# Problem details
The answer must be an exact copy of every record.

# Information provided
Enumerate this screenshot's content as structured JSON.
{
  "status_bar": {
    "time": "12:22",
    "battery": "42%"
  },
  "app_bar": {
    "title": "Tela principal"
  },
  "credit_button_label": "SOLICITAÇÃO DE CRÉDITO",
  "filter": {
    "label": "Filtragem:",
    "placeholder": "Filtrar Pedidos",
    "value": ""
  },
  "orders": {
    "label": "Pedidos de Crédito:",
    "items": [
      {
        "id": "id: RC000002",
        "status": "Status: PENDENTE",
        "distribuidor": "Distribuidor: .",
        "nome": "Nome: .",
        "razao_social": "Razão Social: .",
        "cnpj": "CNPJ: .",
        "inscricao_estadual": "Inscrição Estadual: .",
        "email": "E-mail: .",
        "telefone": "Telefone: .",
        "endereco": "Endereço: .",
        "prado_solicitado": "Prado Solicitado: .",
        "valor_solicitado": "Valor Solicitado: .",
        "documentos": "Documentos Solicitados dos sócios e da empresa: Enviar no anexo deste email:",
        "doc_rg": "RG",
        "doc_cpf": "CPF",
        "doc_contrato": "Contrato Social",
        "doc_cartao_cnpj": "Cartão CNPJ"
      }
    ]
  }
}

# Task output
Enumerate this screenshot's content as structured JSON.
{
  "status_bar": {
    "time": "12:22",
    "battery": "42%"
  },
  "app_bar": {
    "title": "Tela principal"
  },
  "credit_button_label": "SOLICITAÇÃO DE CRÉDITO",
  "filter": {
    "label": "Filtragem:",
    "placeholder": "Filtrar Pedidos",
    "value": ""
  },
  "orders": {
    "label": "Pedidos de Crédito:",
    "items": [
      {
        "id": "id: RC000002",
        "status": "Status: PENDENTE",
        "distribuidor": "Distribuidor: .",
        "nome": "Nome: .",
        "razao_social": "Razão Social: .",
        "cnpj": "CNPJ: .",
        "inscricao_estadual": "Inscrição Estadual: .",
        "email": "E-mail: .",
        "telefone": "Telefone: .",
        "endereco": "Endereço: .",
        "prado_solicitado": "Prado Solicitado: .",
        "valor_solicitado": "Valor Solicitado: .",
        "documentos": "Documentos Solicitados dos sócios e da empresa: Enviar no anexo deste email:",
        "doc_rg": "RG",
        "doc_cpf": "CPF",
        "doc_contrato": "Contrato Social",
        "doc_cartao_cnpj": "Cartão CNPJ"
      }
    ]
  }
}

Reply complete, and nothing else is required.